Task to complete> Give the records again exactly, but drop the pictures.

Records>
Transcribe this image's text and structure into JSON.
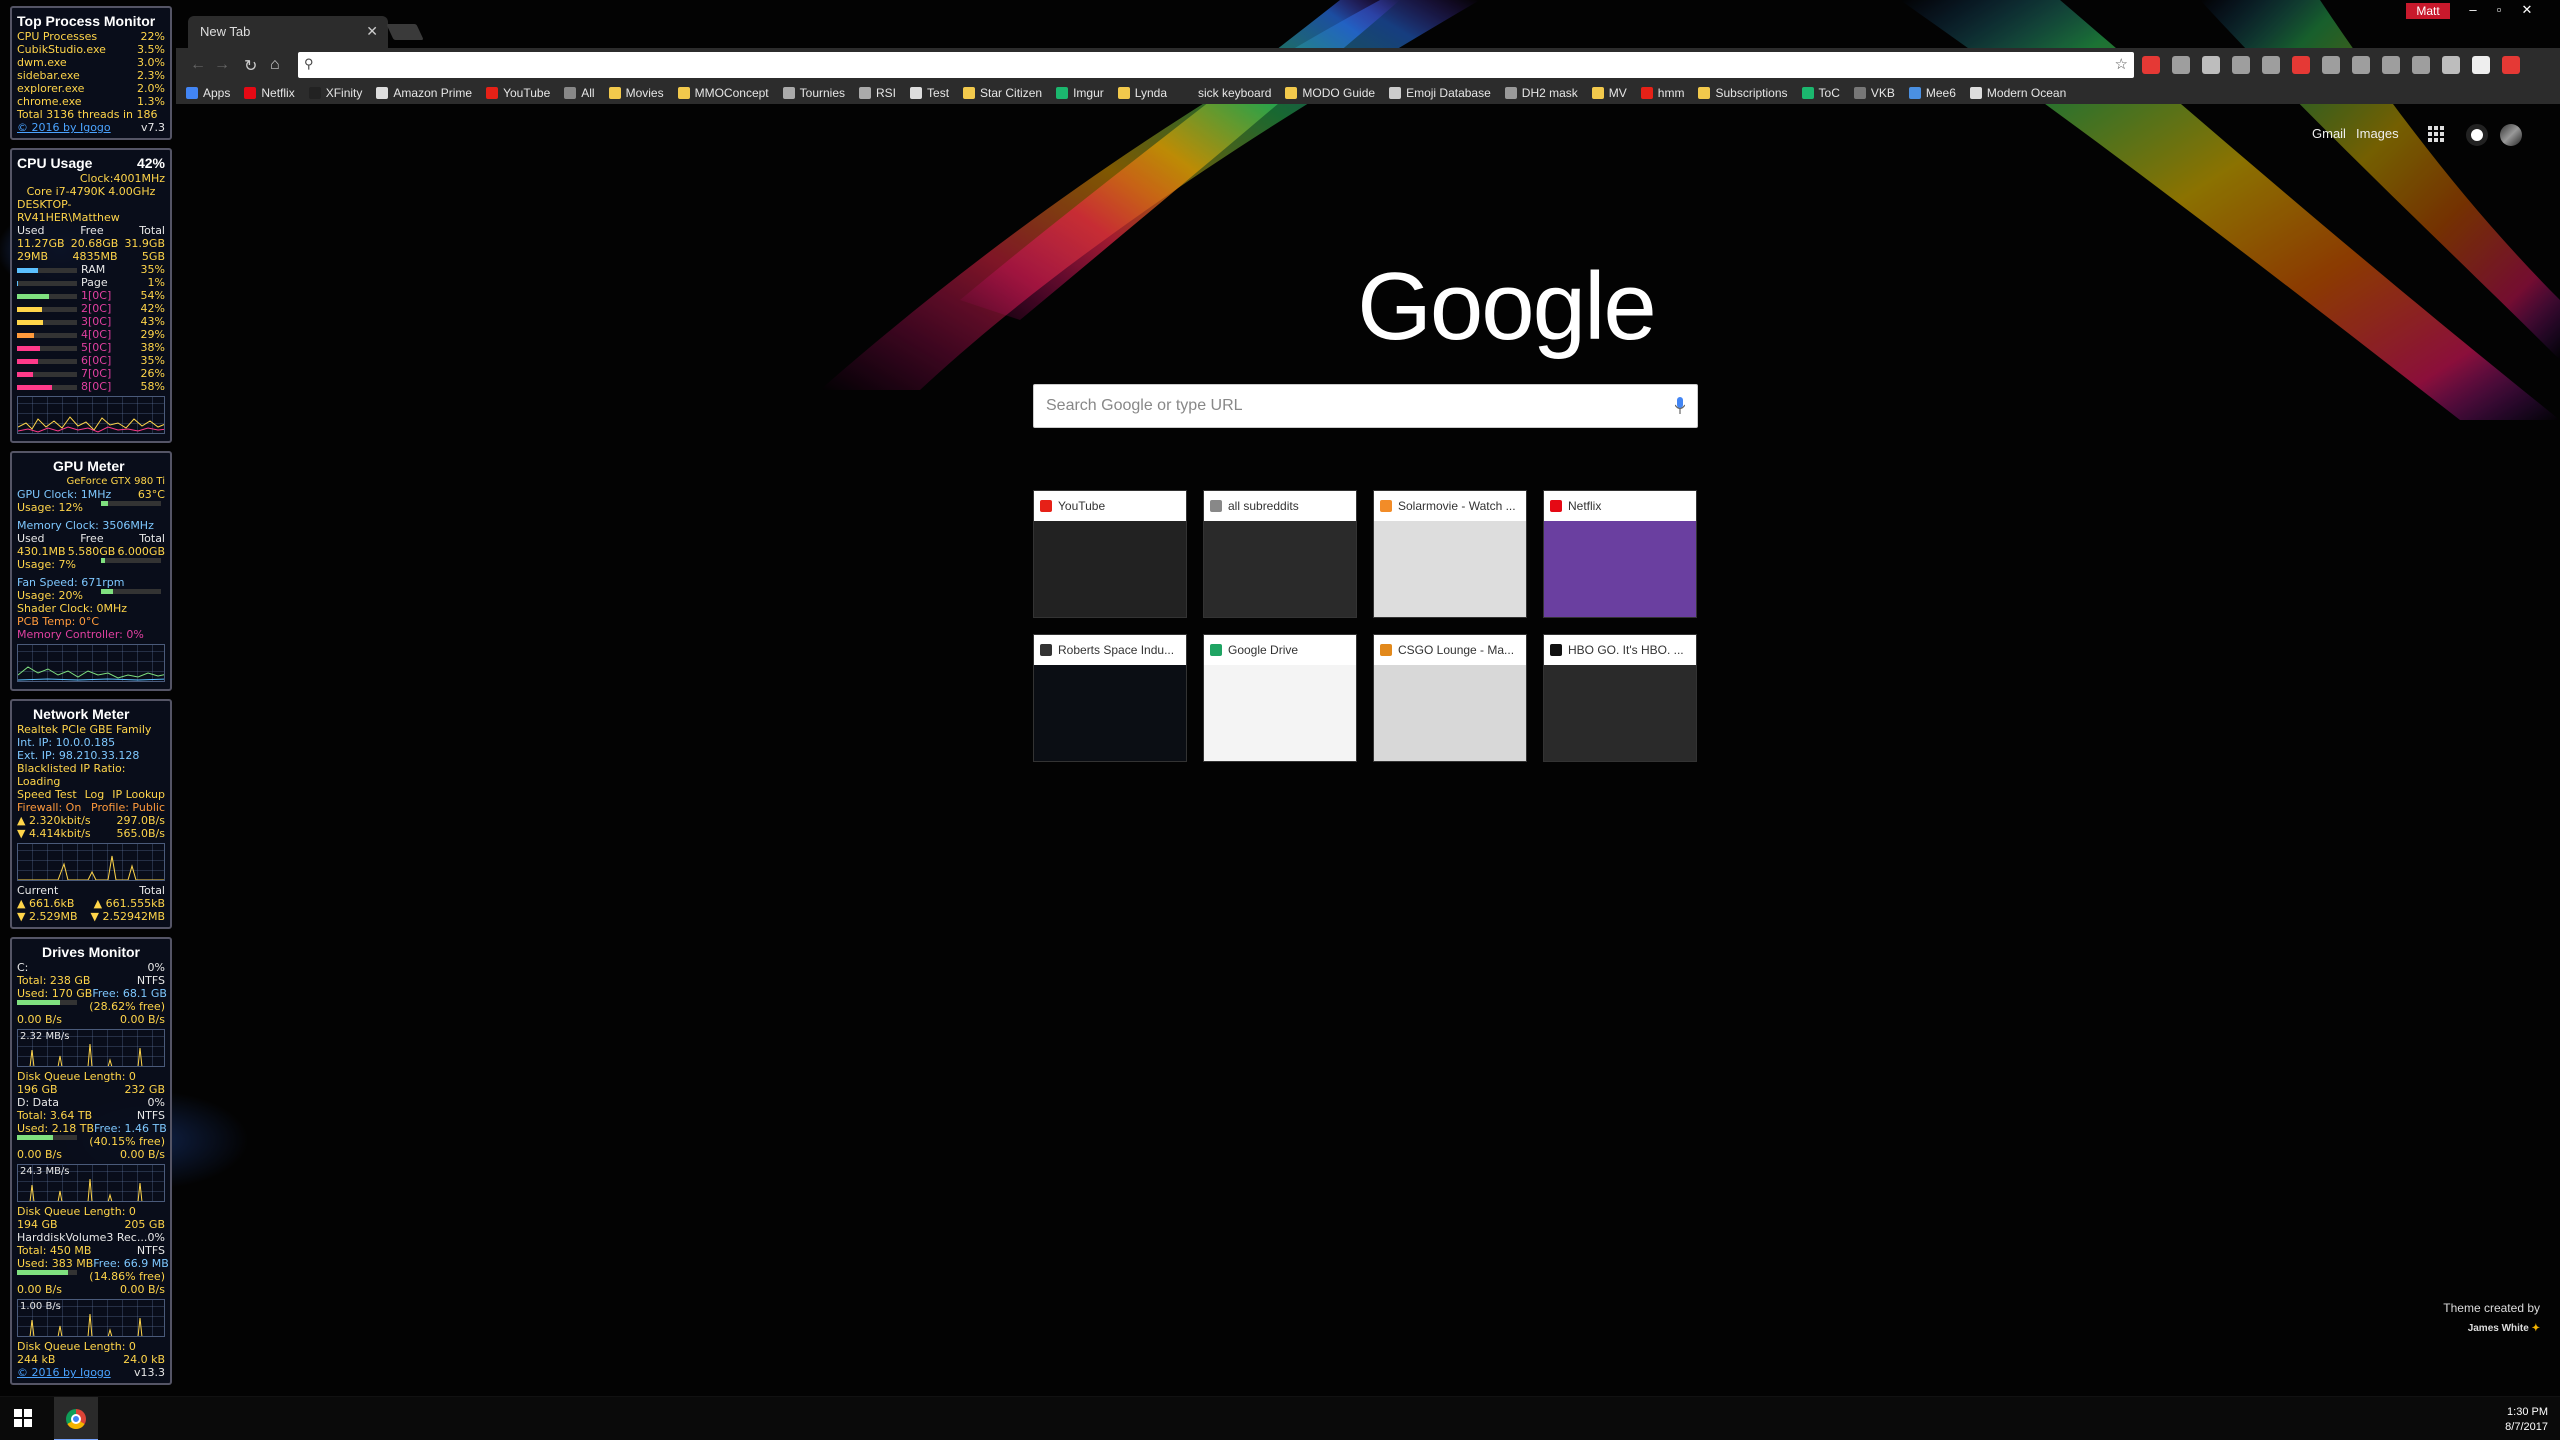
{
  "gadgets": {
    "top_process": {
      "title": "Top Process Monitor",
      "cpu_label": "CPU Processes",
      "cpu_value": "22%",
      "processes": [
        {
          "name": "CubikStudio.exe",
          "value": "3.5%"
        },
        {
          "name": "dwm.exe",
          "value": "3.0%"
        },
        {
          "name": "sidebar.exe",
          "value": "2.3%"
        },
        {
          "name": "explorer.exe",
          "value": "2.0%"
        },
        {
          "name": "chrome.exe",
          "value": "1.3%"
        }
      ],
      "threads": "Total 3136 threads in 186",
      "footer": "© 2016 by Igogo",
      "version": "v7.3"
    },
    "cpu": {
      "title": "CPU Usage",
      "usage": "42%",
      "clock": "Clock:4001MHz",
      "model": "Core i7-4790K 4.00GHz",
      "host": "DESKTOP-RV41HER\\Matthew",
      "headers": [
        "Used",
        "Free",
        "Total"
      ],
      "mem_row1": [
        "11.27GB",
        "20.68GB",
        "31.9GB"
      ],
      "mem_row2": [
        "29MB",
        "4835MB",
        "5GB"
      ],
      "ram_label": "RAM",
      "ram_value": "35%",
      "page_label": "Page",
      "page_value": "1%",
      "cores": [
        {
          "label": "1[0C]",
          "value": "54%",
          "level": 0.54
        },
        {
          "label": "2[0C]",
          "value": "42%",
          "level": 0.42
        },
        {
          "label": "3[0C]",
          "value": "43%",
          "level": 0.43
        },
        {
          "label": "4[0C]",
          "value": "29%",
          "level": 0.29
        },
        {
          "label": "5[0C]",
          "value": "38%",
          "level": 0.38
        },
        {
          "label": "6[0C]",
          "value": "35%",
          "level": 0.35
        },
        {
          "label": "7[0C]",
          "value": "26%",
          "level": 0.26
        },
        {
          "label": "8[0C]",
          "value": "58%",
          "level": 0.58
        }
      ]
    },
    "gpu": {
      "title": "GPU Meter",
      "model": "GeForce GTX 980 Ti",
      "gpu_clock": "GPU Clock: 1MHz",
      "temp": "63°C",
      "usage": "Usage: 12%",
      "mem_clock": "Memory Clock: 3506MHz",
      "headers": [
        "Used",
        "Free",
        "Total"
      ],
      "mem": [
        "430.1MB",
        "5.580GB",
        "6.000GB"
      ],
      "mem_usage": "Usage: 7%",
      "fan": "Fan Speed: 671rpm",
      "fan_usage": "Usage: 20%",
      "shader": "Shader Clock: 0MHz",
      "pcb": "PCB Temp: 0°C",
      "memctrl": "Memory Controller: 0%"
    },
    "network": {
      "title": "Network Meter",
      "adapter": "Realtek PCIe GBE Family",
      "int_ip": "Int. IP: 10.0.0.185",
      "ext_ip": "Ext. IP: 98.210.33.128",
      "blacklist": "Blacklisted IP Ratio: Loading",
      "links": [
        "Speed Test",
        "Log",
        "IP Lookup"
      ],
      "firewall": "Firewall: On",
      "profile": "Profile: Public",
      "up_rate": "2.320kbit/s",
      "up_total": "297.0B/s",
      "down_rate": "4.414kbit/s",
      "down_total": "565.0B/s",
      "current_label": "Current",
      "total_label": "Total",
      "cur_up": "661.6kB",
      "tot_up": "661.555kB",
      "cur_down": "2.529MB",
      "tot_down": "2.52942MB"
    },
    "drives": {
      "title": "Drives Monitor",
      "drives": [
        {
          "name": "C:",
          "pct": "0%",
          "total": "Total: 238 GB",
          "fs": "NTFS",
          "used": "Used: 170 GB",
          "free": "Free: 68.1 GB",
          "freepct": "(28.62% free)",
          "r": "0.00 B/s",
          "w": "0.00 B/s",
          "rate": "2.32 MB/s",
          "queue": "Disk Queue Length: 0",
          "a": "196 GB",
          "b": "232 GB",
          "fill": 0.71
        },
        {
          "name": "D: Data",
          "pct": "0%",
          "total": "Total: 3.64 TB",
          "fs": "NTFS",
          "used": "Used: 2.18 TB",
          "free": "Free: 1.46 TB",
          "freepct": "(40.15% free)",
          "r": "0.00 B/s",
          "w": "0.00 B/s",
          "rate": "24.3 MB/s",
          "queue": "Disk Queue Length: 0",
          "a": "194 GB",
          "b": "205 GB",
          "fill": 0.6
        },
        {
          "name": "HarddiskVolume3 Rec...",
          "pct": "0%",
          "total": "Total: 450 MB",
          "fs": "NTFS",
          "used": "Used: 383 MB",
          "free": "Free: 66.9 MB",
          "freepct": "(14.86% free)",
          "r": "0.00 B/s",
          "w": "0.00 B/s",
          "rate": "1.00 B/s",
          "queue": "Disk Queue Length: 0",
          "a": "244 kB",
          "b": "24.0 kB",
          "fill": 0.85
        }
      ],
      "footer": "© 2016 by Igogo",
      "version": "v13.3"
    }
  },
  "browser": {
    "tab_title": "New Tab",
    "profile_name": "Matt",
    "omnibox_value": "",
    "bookmarks": [
      {
        "label": "Apps",
        "color": "#4285f4"
      },
      {
        "label": "Netflix",
        "color": "#e50914"
      },
      {
        "label": "XFinity",
        "color": "#222"
      },
      {
        "label": "Amazon Prime",
        "color": "#ddd"
      },
      {
        "label": "YouTube",
        "color": "#e62117"
      },
      {
        "label": "All",
        "color": "#888"
      },
      {
        "label": "Movies",
        "color": "#f2c94c"
      },
      {
        "label": "MMOConcept",
        "color": "#f2c94c"
      },
      {
        "label": "Tournies",
        "color": "#aaa"
      },
      {
        "label": "RSI",
        "color": "#aaa"
      },
      {
        "label": "Test",
        "color": "#ddd"
      },
      {
        "label": "Star Citizen",
        "color": "#f2c94c"
      },
      {
        "label": "Imgur",
        "color": "#1bb76e"
      },
      {
        "label": "Lynda",
        "color": "#f2c94c"
      },
      {
        "label": "sick keyboard",
        "color": "transparent"
      },
      {
        "label": "MODO Guide",
        "color": "#f2c94c"
      },
      {
        "label": "Emoji Database",
        "color": "#ccc"
      },
      {
        "label": "DH2 mask",
        "color": "#999"
      },
      {
        "label": "MV",
        "color": "#f2c94c"
      },
      {
        "label": "hmm",
        "color": "#e62117"
      },
      {
        "label": "Subscriptions",
        "color": "#f2c94c"
      },
      {
        "label": "ToC",
        "color": "#1bb76e"
      },
      {
        "label": "VKB",
        "color": "#777"
      },
      {
        "label": "Mee6",
        "color": "#4a90e2"
      },
      {
        "label": "Modern Ocean",
        "color": "#ddd"
      }
    ]
  },
  "ntp": {
    "gmail": "Gmail",
    "images": "Images",
    "logo": "Google",
    "search_placeholder": "Search Google or type URL",
    "tiles": [
      {
        "title": "YouTube",
        "fav_color": "#e62117",
        "thumb": "#222"
      },
      {
        "title": "all subreddits",
        "fav_color": "#888",
        "thumb": "#2a2a2a"
      },
      {
        "title": "Solarmovie - Watch ...",
        "fav_color": "#f28c28",
        "thumb": "#ddd"
      },
      {
        "title": "Netflix",
        "fav_color": "#e50914",
        "thumb": "#6a3fa0"
      },
      {
        "title": "Roberts Space Indu...",
        "fav_color": "#333",
        "thumb": "#0b0e14"
      },
      {
        "title": "Google Drive",
        "fav_color": "#1fa463",
        "thumb": "#f4f4f4"
      },
      {
        "title": "CSGO Lounge - Ma...",
        "fav_color": "#e2891c",
        "thumb": "#d8d8d8"
      },
      {
        "title": "HBO GO. It's HBO. ...",
        "fav_color": "#111",
        "thumb": "#2a2a2a"
      }
    ],
    "credit_line1": "Theme created by",
    "credit_line2": "James White"
  },
  "taskbar": {
    "time": "1:30 PM",
    "date": "8/7/2017"
  }
}
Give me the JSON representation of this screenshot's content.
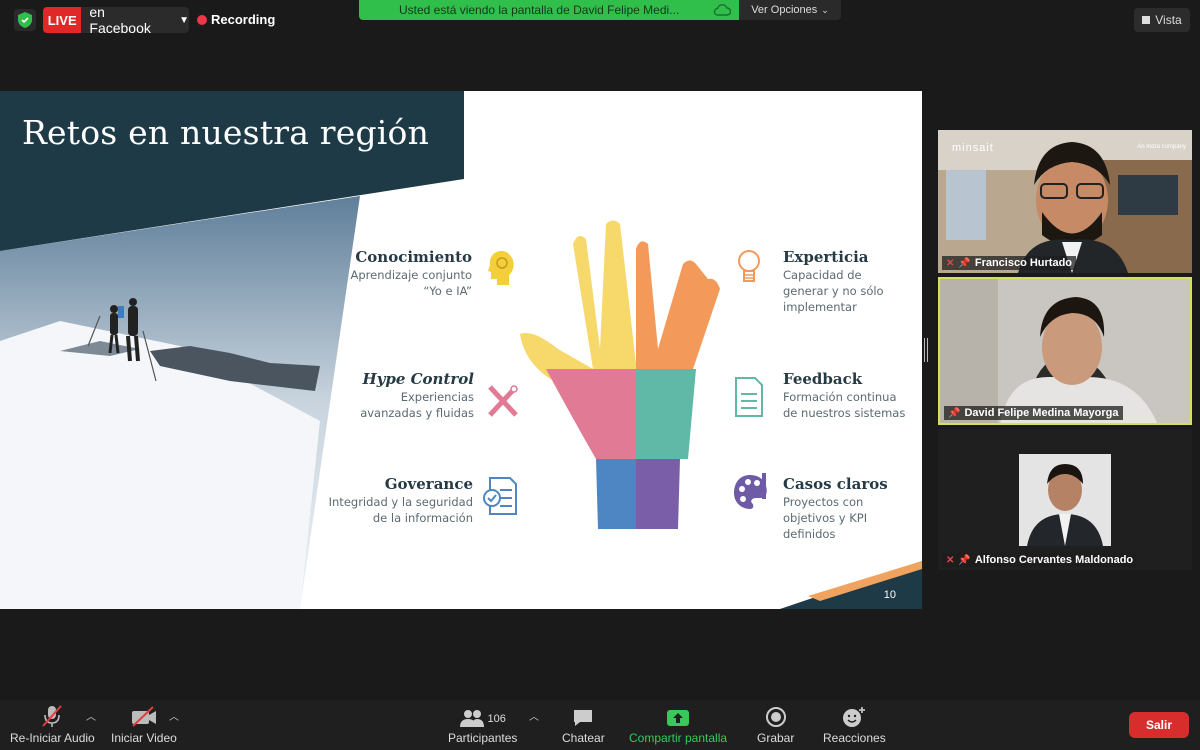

Answer to the problem>
Transcribe this image's text and structure into JSON.
{
  "gadgets": {
    "top_process": {
      "title": "Top Process Monitor",
      "cpu_label": "CPU Processes",
      "cpu_value": "22%",
      "processes": [
        {
          "name": "CubikStudio.exe",
          "value": "3.5%"
        },
        {
          "name": "dwm.exe",
          "value": "3.0%"
        },
        {
          "name": "sidebar.exe",
          "value": "2.3%"
        },
        {
          "name": "explorer.exe",
          "value": "2.0%"
        },
        {
          "name": "chrome.exe",
          "value": "1.3%"
        }
      ],
      "threads": "Total 3136 threads in 186",
      "footer": "© 2016 by Igogo",
      "version": "v7.3"
    },
    "cpu": {
      "title": "CPU Usage",
      "usage": "42%",
      "clock": "Clock:4001MHz",
      "model": "Core i7-4790K 4.00GHz",
      "host": "DESKTOP-RV41HER\\Matthew",
      "headers": [
        "Used",
        "Free",
        "Total"
      ],
      "mem_row1": [
        "11.27GB",
        "20.68GB",
        "31.9GB"
      ],
      "mem_row2": [
        "29MB",
        "4835MB",
        "5GB"
      ],
      "ram_label": "RAM",
      "ram_value": "35%",
      "page_label": "Page",
      "page_value": "1%",
      "cores": [
        {
          "label": "1[0C]",
          "value": "54%",
          "level": 0.54
        },
        {
          "label": "2[0C]",
          "value": "42%",
          "level": 0.42
        },
        {
          "label": "3[0C]",
          "value": "43%",
          "level": 0.43
        },
        {
          "label": "4[0C]",
          "value": "29%",
          "level": 0.29
        },
        {
          "label": "5[0C]",
          "value": "38%",
          "level": 0.38
        },
        {
          "label": "6[0C]",
          "value": "35%",
          "level": 0.35
        },
        {
          "label": "7[0C]",
          "value": "26%",
          "level": 0.26
        },
        {
          "label": "8[0C]",
          "value": "58%",
          "level": 0.58
        }
      ]
    },
    "gpu": {
      "title": "GPU Meter",
      "model": "GeForce GTX 980 Ti",
      "gpu_clock": "GPU Clock: 1MHz",
      "temp": "63°C",
      "usage": "Usage: 12%",
      "mem_clock": "Memory Clock: 3506MHz",
      "headers": [
        "Used",
        "Free",
        "Total"
      ],
      "mem": [
        "430.1MB",
        "5.580GB",
        "6.000GB"
      ],
      "mem_usage": "Usage: 7%",
      "fan": "Fan Speed: 671rpm",
      "fan_usage": "Usage: 20%",
      "shader": "Shader Clock: 0MHz",
      "pcb": "PCB Temp: 0°C",
      "memctrl": "Memory Controller: 0%"
    },
    "network": {
      "title": "Network Meter",
      "adapter": "Realtek PCIe GBE Family",
      "int_ip": "Int. IP: 10.0.0.185",
      "ext_ip": "Ext. IP: 98.210.33.128",
      "blacklist": "Blacklisted IP Ratio: Loading",
      "links": [
        "Speed Test",
        "Log",
        "IP Lookup"
      ],
      "firewall": "Firewall: On",
      "profile": "Profile: Public",
      "up_rate": "2.320kbit/s",
      "up_total": "297.0B/s",
      "down_rate": "4.414kbit/s",
      "down_total": "565.0B/s",
      "current_label": "Current",
      "total_label": "Total",
      "cur_up": "661.6kB",
      "tot_up": "661.555kB",
      "cur_down": "2.529MB",
      "tot_down": "2.52942MB"
    },
    "drives": {
      "title": "Drives Monitor",
      "drives": [
        {
          "name": "C:",
          "pct": "0%",
          "total": "Total: 238 GB",
          "fs": "NTFS",
          "used": "Used: 170 GB",
          "free": "Free: 68.1 GB",
          "freepct": "(28.62% free)",
          "r": "0.00 B/s",
          "w": "0.00 B/s",
          "rate": "2.32 MB/s",
          "queue": "Disk Queue Length: 0",
          "a": "196 GB",
          "b": "232 GB",
          "fill": 0.71
        },
        {
          "name": "D: Data",
          "pct": "0%",
          "total": "Total: 3.64 TB",
          "fs": "NTFS",
          "used": "Used: 2.18 TB",
          "free": "Free: 1.46 TB",
          "freepct": "(40.15% free)",
          "r": "0.00 B/s",
          "w": "0.00 B/s",
          "rate": "24.3 MB/s",
          "queue": "Disk Queue Length: 0",
          "a": "194 GB",
          "b": "205 GB",
          "fill": 0.6
        },
        {
          "name": "HarddiskVolume3 Rec...",
          "pct": "0%",
          "total": "Total: 450 MB",
          "fs": "NTFS",
          "used": "Used: 383 MB",
          "free": "Free: 66.9 MB",
          "freepct": "(14.86% free)",
          "r": "0.00 B/s",
          "w": "0.00 B/s",
          "rate": "1.00 B/s",
          "queue": "Disk Queue Length: 0",
          "a": "244 kB",
          "b": "24.0 kB",
          "fill": 0.85
        }
      ],
      "footer": "© 2016 by Igogo",
      "version": "v13.3"
    }
  },
  "browser": {
    "tab_title": "New Tab",
    "profile_name": "Matt",
    "omnibox_value": "",
    "bookmarks": [
      {
        "label": "Apps",
        "color": "#4285f4"
      },
      {
        "label": "Netflix",
        "color": "#e50914"
      },
      {
        "label": "XFinity",
        "color": "#222"
      },
      {
        "label": "Amazon Prime",
        "color": "#ddd"
      },
      {
        "label": "YouTube",
        "color": "#e62117"
      },
      {
        "label": "All",
        "color": "#888"
      },
      {
        "label": "Movies",
        "color": "#f2c94c"
      },
      {
        "label": "MMOConcept",
        "color": "#f2c94c"
      },
      {
        "label": "Tournies",
        "color": "#aaa"
      },
      {
        "label": "RSI",
        "color": "#aaa"
      },
      {
        "label": "Test",
        "color": "#ddd"
      },
      {
        "label": "Star Citizen",
        "color": "#f2c94c"
      },
      {
        "label": "Imgur",
        "color": "#1bb76e"
      },
      {
        "label": "Lynda",
        "color": "#f2c94c"
      },
      {
        "label": "sick keyboard",
        "color": "transparent"
      },
      {
        "label": "MODO Guide",
        "color": "#f2c94c"
      },
      {
        "label": "Emoji Database",
        "color": "#ccc"
      },
      {
        "label": "DH2 mask",
        "color": "#999"
      },
      {
        "label": "MV",
        "color": "#f2c94c"
      },
      {
        "label": "hmm",
        "color": "#e62117"
      },
      {
        "label": "Subscriptions",
        "color": "#f2c94c"
      },
      {
        "label": "ToC",
        "color": "#1bb76e"
      },
      {
        "label": "VKB",
        "color": "#777"
      },
      {
        "label": "Mee6",
        "color": "#4a90e2"
      },
      {
        "label": "Modern Ocean",
        "color": "#ddd"
      }
    ]
  },
  "ntp": {
    "gmail": "Gmail",
    "images": "Images",
    "logo": "Google",
    "search_placeholder": "Search Google or type URL",
    "tiles": [
      {
        "title": "YouTube",
        "fav_color": "#e62117",
        "thumb": "#222"
      },
      {
        "title": "all subreddits",
        "fav_color": "#888",
        "thumb": "#2a2a2a"
      },
      {
        "title": "Solarmovie - Watch ...",
        "fav_color": "#f28c28",
        "thumb": "#ddd"
      },
      {
        "title": "Netflix",
        "fav_color": "#e50914",
        "thumb": "#6a3fa0"
      },
      {
        "title": "Roberts Space Indu...",
        "fav_color": "#333",
        "thumb": "#0b0e14"
      },
      {
        "title": "Google Drive",
        "fav_color": "#1fa463",
        "thumb": "#f4f4f4"
      },
      {
        "title": "CSGO Lounge - Ma...",
        "fav_color": "#e2891c",
        "thumb": "#d8d8d8"
      },
      {
        "title": "HBO GO. It's HBO. ...",
        "fav_color": "#111",
        "thumb": "#2a2a2a"
      }
    ],
    "credit_line1": "Theme created by",
    "credit_line2": "James White"
  },
  "taskbar": {
    "time": "1:30 PM",
    "date": "8/7/2017"
  }
}
Give me the JSON representation of this screenshot's content.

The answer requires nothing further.